:: What is expected ::
The entries are given below. Output each one unchanged.

Exercise data START

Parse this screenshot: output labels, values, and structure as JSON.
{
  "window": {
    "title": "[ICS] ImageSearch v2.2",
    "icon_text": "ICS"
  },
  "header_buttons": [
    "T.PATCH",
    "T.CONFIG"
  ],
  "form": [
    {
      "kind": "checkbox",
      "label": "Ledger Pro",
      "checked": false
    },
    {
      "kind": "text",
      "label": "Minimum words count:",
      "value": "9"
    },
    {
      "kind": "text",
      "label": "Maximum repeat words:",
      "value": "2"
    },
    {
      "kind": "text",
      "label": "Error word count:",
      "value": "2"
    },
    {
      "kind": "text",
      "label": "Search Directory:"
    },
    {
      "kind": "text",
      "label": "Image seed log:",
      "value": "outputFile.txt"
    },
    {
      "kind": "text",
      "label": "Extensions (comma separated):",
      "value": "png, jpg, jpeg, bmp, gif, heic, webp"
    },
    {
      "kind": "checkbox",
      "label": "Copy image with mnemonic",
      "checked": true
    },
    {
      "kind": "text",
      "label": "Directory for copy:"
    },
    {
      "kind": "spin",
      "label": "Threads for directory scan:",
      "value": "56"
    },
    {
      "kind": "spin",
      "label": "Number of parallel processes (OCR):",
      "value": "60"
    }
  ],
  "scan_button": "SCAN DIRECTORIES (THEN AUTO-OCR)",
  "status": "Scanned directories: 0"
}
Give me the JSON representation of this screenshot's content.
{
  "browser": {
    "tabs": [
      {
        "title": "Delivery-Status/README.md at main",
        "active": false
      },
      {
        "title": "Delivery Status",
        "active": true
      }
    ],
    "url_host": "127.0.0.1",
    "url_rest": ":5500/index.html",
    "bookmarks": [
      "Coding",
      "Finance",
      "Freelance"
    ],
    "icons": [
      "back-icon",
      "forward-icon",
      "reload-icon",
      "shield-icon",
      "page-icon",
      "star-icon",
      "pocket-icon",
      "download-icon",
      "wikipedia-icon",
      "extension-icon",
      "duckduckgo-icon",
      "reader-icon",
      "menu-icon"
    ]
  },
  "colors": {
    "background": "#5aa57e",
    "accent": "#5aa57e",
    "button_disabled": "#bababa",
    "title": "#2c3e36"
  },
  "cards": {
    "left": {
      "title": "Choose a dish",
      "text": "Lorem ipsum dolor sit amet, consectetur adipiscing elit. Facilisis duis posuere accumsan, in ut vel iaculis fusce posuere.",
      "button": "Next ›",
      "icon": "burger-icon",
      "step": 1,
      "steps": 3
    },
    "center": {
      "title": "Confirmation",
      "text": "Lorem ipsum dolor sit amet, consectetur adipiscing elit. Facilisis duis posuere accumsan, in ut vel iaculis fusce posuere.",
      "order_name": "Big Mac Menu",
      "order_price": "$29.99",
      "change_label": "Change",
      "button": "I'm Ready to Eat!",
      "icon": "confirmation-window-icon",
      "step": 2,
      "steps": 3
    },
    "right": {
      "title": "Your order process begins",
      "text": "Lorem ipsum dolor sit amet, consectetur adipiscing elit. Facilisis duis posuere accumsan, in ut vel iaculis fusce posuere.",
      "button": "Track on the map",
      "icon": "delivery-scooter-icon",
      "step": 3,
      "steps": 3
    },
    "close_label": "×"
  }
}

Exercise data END

:: Response to the exercise ::
Parse this screenshot: output labels, values, and structure as JSON.
{
  "window": {
    "title": "[ICS] ImageSearch v2.2",
    "icon_text": "ICS"
  },
  "header_buttons": [
    "T.PATCH",
    "T.CONFIG"
  ],
  "form": [
    {
      "kind": "checkbox",
      "label": "Ledger Pro",
      "checked": false
    },
    {
      "kind": "text",
      "label": "Minimum words count:",
      "value": "9"
    },
    {
      "kind": "text",
      "label": "Maximum repeat words:",
      "value": "2"
    },
    {
      "kind": "text",
      "label": "Error word count:",
      "value": "2"
    },
    {
      "kind": "text",
      "label": "Search Directory:"
    },
    {
      "kind": "text",
      "label": "Image seed log:",
      "value": "outputFile.txt"
    },
    {
      "kind": "text",
      "label": "Extensions (comma separated):",
      "value": "png, jpg, jpeg, bmp, gif, heic, webp"
    },
    {
      "kind": "checkbox",
      "label": "Copy image with mnemonic",
      "checked": true
    },
    {
      "kind": "text",
      "label": "Directory for copy:"
    },
    {
      "kind": "spin",
      "label": "Threads for directory scan:",
      "value": "56"
    },
    {
      "kind": "spin",
      "label": "Number of parallel processes (OCR):",
      "value": "60"
    }
  ],
  "scan_button": "SCAN DIRECTORIES (THEN AUTO-OCR)",
  "status": "Scanned directories: 0"
}
Give me the JSON representation of this screenshot's content.
{
  "browser": {
    "tabs": [
      {
        "title": "Delivery-Status/README.md at main",
        "active": false
      },
      {
        "title": "Delivery Status",
        "active": true
      }
    ],
    "url_host": "127.0.0.1",
    "url_rest": ":5500/index.html",
    "bookmarks": [
      "Coding",
      "Finance",
      "Freelance"
    ],
    "icons": [
      "back-icon",
      "forward-icon",
      "reload-icon",
      "shield-icon",
      "page-icon",
      "star-icon",
      "pocket-icon",
      "download-icon",
      "wikipedia-icon",
      "extension-icon",
      "duckduckgo-icon",
      "reader-icon",
      "menu-icon"
    ]
  },
  "colors": {
    "background": "#5aa57e",
    "accent": "#5aa57e",
    "button_disabled": "#bababa",
    "title": "#2c3e36"
  },
  "cards": {
    "left": {
      "title": "Choose a dish",
      "text": "Lorem ipsum dolor sit amet, consectetur adipiscing elit. Facilisis duis posuere accumsan, in ut vel iaculis fusce posuere.",
      "button": "Next ›",
      "icon": "burger-icon",
      "step": 1,
      "steps": 3
    },
    "center": {
      "title": "Confirmation",
      "text": "Lorem ipsum dolor sit amet, consectetur adipiscing elit. Facilisis duis posuere accumsan, in ut vel iaculis fusce posuere.",
      "order_name": "Big Mac Menu",
      "order_price": "$29.99",
      "change_label": "Change",
      "button": "I'm Ready to Eat!",
      "icon": "confirmation-window-icon",
      "step": 2,
      "steps": 3
    },
    "right": {
      "title": "Your order process begins",
      "text": "Lorem ipsum dolor sit amet, consectetur adipiscing elit. Facilisis duis posuere accumsan, in ut vel iaculis fusce posuere.",
      "button": "Track on the map",
      "icon": "delivery-scooter-icon",
      "step": 3,
      "steps": 3
    },
    "close_label": "×"
  }
}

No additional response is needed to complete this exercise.